"Flying high and diving deep"

Working with interfaces

What if we want to enforce an interface? e.g. animals that can fly must implement a fly method. We can define that interface as follows:

@implement Can{Fly} by fly(_, direction::Float64, altitude::Float64)

The underscore character is used to indicate how an object should be passed to the fly function.

Then, to make sure that our implementation is correct, we can use the @check macro as shown below:

julia> @check(Duck)
┌ Warning: Missing implementation
│   contract = BinaryTrait{Fly}: Positive{Fly} ⇢ fly(🔹, ::Float64, ::Float64)::Any
└ @ BinaryTraits ~/.julia/dev/BinaryTraits.jl/src/interface.jl:59
❌ Duck is missing these implementations:
1. BinaryTrait{Fly}: Positive{Fly} ⇢ fly(🔹, ::Float64, ::Float64)::Any

Now, let's implement the method and check again:

julia> fly(duck::Duck, direction::Float64, altitude::Float64) = "Having fun!"

julia> @check(Duck)
✅ Duck has implemented:
1. BinaryTrait{Fly}: Positive{Fly} ⇢ fly(🔹, ::Float64, ::Float64)::Any

Applying Holy Traits Pattern

If we would just implement interface contracts directly on concrete types then it can be too specific for what it is worth. If we have 100 flying animals, we shouldn't need to define 100 interface methods for the 100 concrete types.

That's how Holy Traits pattern kicks in. The traditional Holy Traits pattern requires a dispatch function and implementation function as shown below:

fly(x::T, direction::Float64, altitude::Float64) where T = fly(trait(Fly, T), x, direction, altitude)
fly(::Can{Fly}, x, direction::Float64, altitude::Float64) = "Having fun!"
fly(::Cannot{Fly}, x, direction::Float64, altitude::Float64) = "Too bad..."

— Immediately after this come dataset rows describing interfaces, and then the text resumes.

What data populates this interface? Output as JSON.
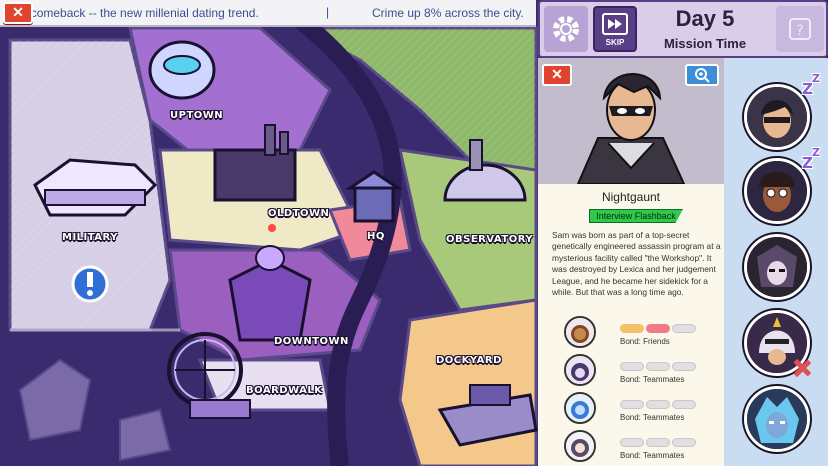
{
  "ticker": {
    "headline_1": "ng a comeback -- the new millenial dating trend.",
    "separator": "|",
    "headline_2": "Crime up 8% across the city."
  },
  "map": {
    "districts": {
      "uptown": "UPTOWN",
      "military": "MILITARY",
      "oldtown": "OLDTOWN",
      "hq": "HQ",
      "observatory": "OBSERVATORY",
      "downtown": "DOWNTOWN",
      "boardwalk": "BOARDWALK",
      "dockyard": "DOCKYARD"
    },
    "alert_icon": "exclamation-icon",
    "colors": {
      "water": "#3a2a6e",
      "district_purple": "#9b5fc0",
      "park_green": "#8fb96a",
      "hq_pink": "#f08a9a"
    }
  },
  "header": {
    "day": "Day 5",
    "phase": "Mission Time",
    "skip_label": "SKIP",
    "settings_icon": "gear-icon",
    "help_icon": "question-icon"
  },
  "profile": {
    "name": "Nightgaunt",
    "tag": "Interview Flashback",
    "bio": "Sam was born as part of a top-secret genetically engineered assassin program at a mysterious facility called \"the Workshop\". It was destroyed by Lexica and her judgement League, and he became her sidekick for a while. But that was a long time ago.",
    "bonds": [
      {
        "label": "Bond: Friends",
        "level": 2,
        "max": 3
      },
      {
        "label": "Bond: Teammates",
        "level": 0,
        "max": 3
      },
      {
        "label": "Bond: Teammates",
        "level": 0,
        "max": 3
      },
      {
        "label": "Bond: Teammates",
        "level": 0,
        "max": 3
      }
    ]
  },
  "roster": {
    "heroes": [
      {
        "name": "nightgaunt",
        "status": "sleeping"
      },
      {
        "name": "hero-2",
        "status": "sleeping"
      },
      {
        "name": "hero-3",
        "status": "available"
      },
      {
        "name": "hero-4",
        "status": "injured"
      },
      {
        "name": "hero-5",
        "status": "available"
      }
    ],
    "sleep_glyph": "Z"
  }
}
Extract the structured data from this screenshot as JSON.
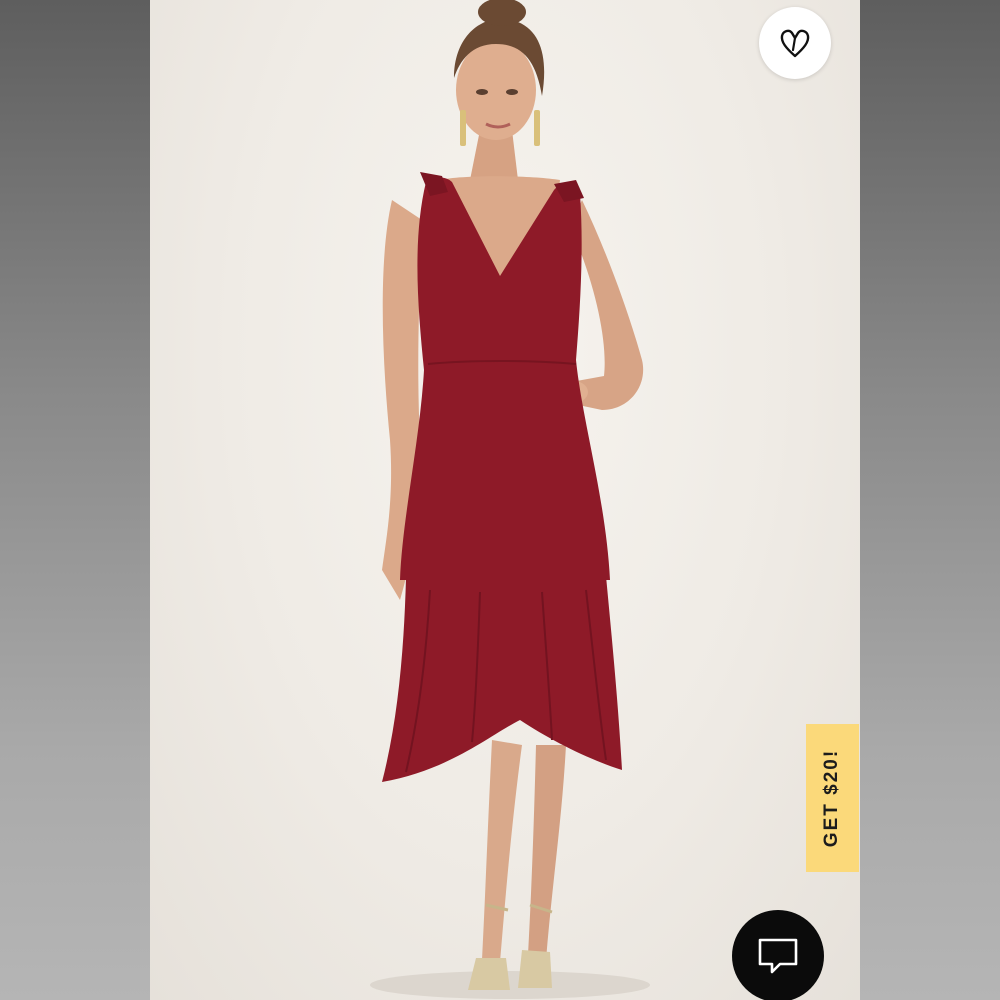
{
  "promo": {
    "label": "GET $20!",
    "background_color": "#fbd97a"
  },
  "favorite": {
    "icon": "heart-outline-icon"
  },
  "chat": {
    "icon": "chat-bubble-icon"
  },
  "product_photo": {
    "dress_color": "#8e1a28",
    "background_color": "#f1ede7"
  }
}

BinaryTraits gives you a better syntax with the @traitfn macro that allows you to write the same thing as follows:

@traitfn fly(x::Can{Fly}, direction::Float64, altitude::Float64) = "Having fun!"
@traitfn fly(x::Cannot{Fly}, direction::Float64, altitude::Float64) = "Too bad..."

There is no need to write the dispatch function anymore, and the functions that require trait arguments just need to specify the positive/negative trait type directly. The macro just automates the work for you.